## Task to complete
The answer must be an exact copy of every entry.

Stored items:
──────────────────────────────

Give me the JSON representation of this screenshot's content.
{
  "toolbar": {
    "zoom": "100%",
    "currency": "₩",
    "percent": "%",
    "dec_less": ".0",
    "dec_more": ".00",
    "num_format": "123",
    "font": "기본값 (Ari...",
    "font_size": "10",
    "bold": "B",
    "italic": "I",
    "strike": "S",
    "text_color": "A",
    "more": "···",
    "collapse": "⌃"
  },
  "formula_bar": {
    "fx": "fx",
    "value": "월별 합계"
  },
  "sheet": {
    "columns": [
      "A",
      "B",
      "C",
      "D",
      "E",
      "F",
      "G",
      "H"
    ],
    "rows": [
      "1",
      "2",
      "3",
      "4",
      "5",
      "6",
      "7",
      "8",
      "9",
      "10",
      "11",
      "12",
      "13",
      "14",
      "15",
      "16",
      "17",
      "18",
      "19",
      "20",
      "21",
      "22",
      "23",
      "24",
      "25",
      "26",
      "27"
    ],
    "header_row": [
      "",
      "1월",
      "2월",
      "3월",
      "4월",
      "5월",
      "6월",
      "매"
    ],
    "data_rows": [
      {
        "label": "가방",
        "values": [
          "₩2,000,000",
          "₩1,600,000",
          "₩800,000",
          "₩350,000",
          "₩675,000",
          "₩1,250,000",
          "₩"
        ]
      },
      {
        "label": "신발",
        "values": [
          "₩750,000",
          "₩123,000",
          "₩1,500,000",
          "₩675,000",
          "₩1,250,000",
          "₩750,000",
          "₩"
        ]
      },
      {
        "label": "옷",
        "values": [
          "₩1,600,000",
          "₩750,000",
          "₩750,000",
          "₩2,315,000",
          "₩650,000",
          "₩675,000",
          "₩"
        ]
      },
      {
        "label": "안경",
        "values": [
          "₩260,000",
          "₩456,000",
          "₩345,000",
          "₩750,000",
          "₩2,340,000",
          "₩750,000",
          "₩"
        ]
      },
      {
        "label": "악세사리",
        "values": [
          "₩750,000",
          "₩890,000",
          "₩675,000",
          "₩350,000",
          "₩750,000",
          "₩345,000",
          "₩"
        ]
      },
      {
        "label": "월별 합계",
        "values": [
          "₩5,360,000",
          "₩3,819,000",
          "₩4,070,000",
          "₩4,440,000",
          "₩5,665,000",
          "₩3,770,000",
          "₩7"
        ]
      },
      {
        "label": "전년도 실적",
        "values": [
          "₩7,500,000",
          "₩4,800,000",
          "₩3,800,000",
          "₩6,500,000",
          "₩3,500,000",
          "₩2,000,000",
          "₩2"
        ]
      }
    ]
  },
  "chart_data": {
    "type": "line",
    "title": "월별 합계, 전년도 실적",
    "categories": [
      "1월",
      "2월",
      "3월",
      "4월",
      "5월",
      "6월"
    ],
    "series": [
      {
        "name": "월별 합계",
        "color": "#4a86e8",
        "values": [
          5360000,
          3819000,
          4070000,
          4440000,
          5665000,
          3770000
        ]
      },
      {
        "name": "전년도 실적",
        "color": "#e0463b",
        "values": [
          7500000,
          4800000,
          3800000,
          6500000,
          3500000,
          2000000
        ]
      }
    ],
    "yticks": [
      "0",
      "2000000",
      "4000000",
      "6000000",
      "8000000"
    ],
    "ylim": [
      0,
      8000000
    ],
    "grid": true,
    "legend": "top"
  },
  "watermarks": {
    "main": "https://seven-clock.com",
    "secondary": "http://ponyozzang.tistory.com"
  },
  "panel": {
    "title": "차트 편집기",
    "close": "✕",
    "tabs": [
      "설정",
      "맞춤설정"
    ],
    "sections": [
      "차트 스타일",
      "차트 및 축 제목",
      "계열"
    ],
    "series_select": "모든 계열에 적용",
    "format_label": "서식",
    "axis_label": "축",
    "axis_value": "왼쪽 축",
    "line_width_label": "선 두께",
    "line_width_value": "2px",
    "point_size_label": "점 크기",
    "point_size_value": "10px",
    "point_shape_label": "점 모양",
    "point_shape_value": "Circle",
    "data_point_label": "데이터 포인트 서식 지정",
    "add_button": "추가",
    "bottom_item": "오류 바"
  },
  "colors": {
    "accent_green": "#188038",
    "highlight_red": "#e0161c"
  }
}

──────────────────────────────

## Answer below
Give me the JSON representation of this screenshot's content.
{
  "toolbar": {
    "zoom": "100%",
    "currency": "₩",
    "percent": "%",
    "dec_less": ".0",
    "dec_more": ".00",
    "num_format": "123",
    "font": "기본값 (Ari...",
    "font_size": "10",
    "bold": "B",
    "italic": "I",
    "strike": "S",
    "text_color": "A",
    "more": "···",
    "collapse": "⌃"
  },
  "formula_bar": {
    "fx": "fx",
    "value": "월별 합계"
  },
  "sheet": {
    "columns": [
      "A",
      "B",
      "C",
      "D",
      "E",
      "F",
      "G",
      "H"
    ],
    "rows": [
      "1",
      "2",
      "3",
      "4",
      "5",
      "6",
      "7",
      "8",
      "9",
      "10",
      "11",
      "12",
      "13",
      "14",
      "15",
      "16",
      "17",
      "18",
      "19",
      "20",
      "21",
      "22",
      "23",
      "24",
      "25",
      "26",
      "27"
    ],
    "header_row": [
      "",
      "1월",
      "2월",
      "3월",
      "4월",
      "5월",
      "6월",
      "매"
    ],
    "data_rows": [
      {
        "label": "가방",
        "values": [
          "₩2,000,000",
          "₩1,600,000",
          "₩800,000",
          "₩350,000",
          "₩675,000",
          "₩1,250,000",
          "₩"
        ]
      },
      {
        "label": "신발",
        "values": [
          "₩750,000",
          "₩123,000",
          "₩1,500,000",
          "₩675,000",
          "₩1,250,000",
          "₩750,000",
          "₩"
        ]
      },
      {
        "label": "옷",
        "values": [
          "₩1,600,000",
          "₩750,000",
          "₩750,000",
          "₩2,315,000",
          "₩650,000",
          "₩675,000",
          "₩"
        ]
      },
      {
        "label": "안경",
        "values": [
          "₩260,000",
          "₩456,000",
          "₩345,000",
          "₩750,000",
          "₩2,340,000",
          "₩750,000",
          "₩"
        ]
      },
      {
        "label": "악세사리",
        "values": [
          "₩750,000",
          "₩890,000",
          "₩675,000",
          "₩350,000",
          "₩750,000",
          "₩345,000",
          "₩"
        ]
      },
      {
        "label": "월별 합계",
        "values": [
          "₩5,360,000",
          "₩3,819,000",
          "₩4,070,000",
          "₩4,440,000",
          "₩5,665,000",
          "₩3,770,000",
          "₩7"
        ]
      },
      {
        "label": "전년도 실적",
        "values": [
          "₩7,500,000",
          "₩4,800,000",
          "₩3,800,000",
          "₩6,500,000",
          "₩3,500,000",
          "₩2,000,000",
          "₩2"
        ]
      }
    ]
  },
  "chart_data": {
    "type": "line",
    "title": "월별 합계, 전년도 실적",
    "categories": [
      "1월",
      "2월",
      "3월",
      "4월",
      "5월",
      "6월"
    ],
    "series": [
      {
        "name": "월별 합계",
        "color": "#4a86e8",
        "values": [
          5360000,
          3819000,
          4070000,
          4440000,
          5665000,
          3770000
        ]
      },
      {
        "name": "전년도 실적",
        "color": "#e0463b",
        "values": [
          7500000,
          4800000,
          3800000,
          6500000,
          3500000,
          2000000
        ]
      }
    ],
    "yticks": [
      "0",
      "2000000",
      "4000000",
      "6000000",
      "8000000"
    ],
    "ylim": [
      0,
      8000000
    ],
    "grid": true,
    "legend": "top"
  },
  "watermarks": {
    "main": "https://seven-clock.com",
    "secondary": "http://ponyozzang.tistory.com"
  },
  "panel": {
    "title": "차트 편집기",
    "close": "✕",
    "tabs": [
      "설정",
      "맞춤설정"
    ],
    "sections": [
      "차트 스타일",
      "차트 및 축 제목",
      "계열"
    ],
    "series_select": "모든 계열에 적용",
    "format_label": "서식",
    "axis_label": "축",
    "axis_value": "왼쪽 축",
    "line_width_label": "선 두께",
    "line_width_value": "2px",
    "point_size_label": "점 크기",
    "point_size_value": "10px",
    "point_shape_label": "점 모양",
    "point_shape_value": "Circle",
    "data_point_label": "데이터 포인트 서식 지정",
    "add_button": "추가",
    "bottom_item": "오류 바"
  },
  "colors": {
    "accent_green": "#188038",
    "highlight_red": "#e0161c"
  }
}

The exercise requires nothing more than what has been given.